■ Problem description: Which of the lines below include "close"? Each one should be copied out.

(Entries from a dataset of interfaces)
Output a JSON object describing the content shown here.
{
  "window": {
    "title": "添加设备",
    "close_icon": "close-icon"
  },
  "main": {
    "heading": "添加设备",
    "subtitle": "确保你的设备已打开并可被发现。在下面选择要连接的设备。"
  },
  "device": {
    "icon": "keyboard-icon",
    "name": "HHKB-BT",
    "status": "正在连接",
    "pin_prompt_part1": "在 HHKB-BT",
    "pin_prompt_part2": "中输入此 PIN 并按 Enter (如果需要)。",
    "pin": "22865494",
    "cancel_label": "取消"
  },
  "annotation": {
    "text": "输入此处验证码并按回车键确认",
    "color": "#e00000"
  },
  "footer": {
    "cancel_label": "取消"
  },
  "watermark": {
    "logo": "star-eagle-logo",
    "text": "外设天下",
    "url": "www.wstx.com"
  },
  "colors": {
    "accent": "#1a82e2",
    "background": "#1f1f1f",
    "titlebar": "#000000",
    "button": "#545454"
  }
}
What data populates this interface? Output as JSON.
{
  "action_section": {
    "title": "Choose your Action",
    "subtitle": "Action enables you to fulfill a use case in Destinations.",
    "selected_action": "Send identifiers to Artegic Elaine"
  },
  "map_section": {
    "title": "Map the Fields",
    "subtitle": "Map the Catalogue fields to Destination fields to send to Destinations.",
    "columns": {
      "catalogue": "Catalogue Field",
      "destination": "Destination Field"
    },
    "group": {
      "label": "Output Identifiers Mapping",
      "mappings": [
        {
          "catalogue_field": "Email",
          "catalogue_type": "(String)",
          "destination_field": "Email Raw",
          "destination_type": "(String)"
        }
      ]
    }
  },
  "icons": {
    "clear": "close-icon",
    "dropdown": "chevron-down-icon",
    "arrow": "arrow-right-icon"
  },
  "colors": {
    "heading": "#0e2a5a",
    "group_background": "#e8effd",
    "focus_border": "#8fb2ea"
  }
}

■ Output of the exercise:
    "close_icon": "close-icon"
    "clear": "close-icon",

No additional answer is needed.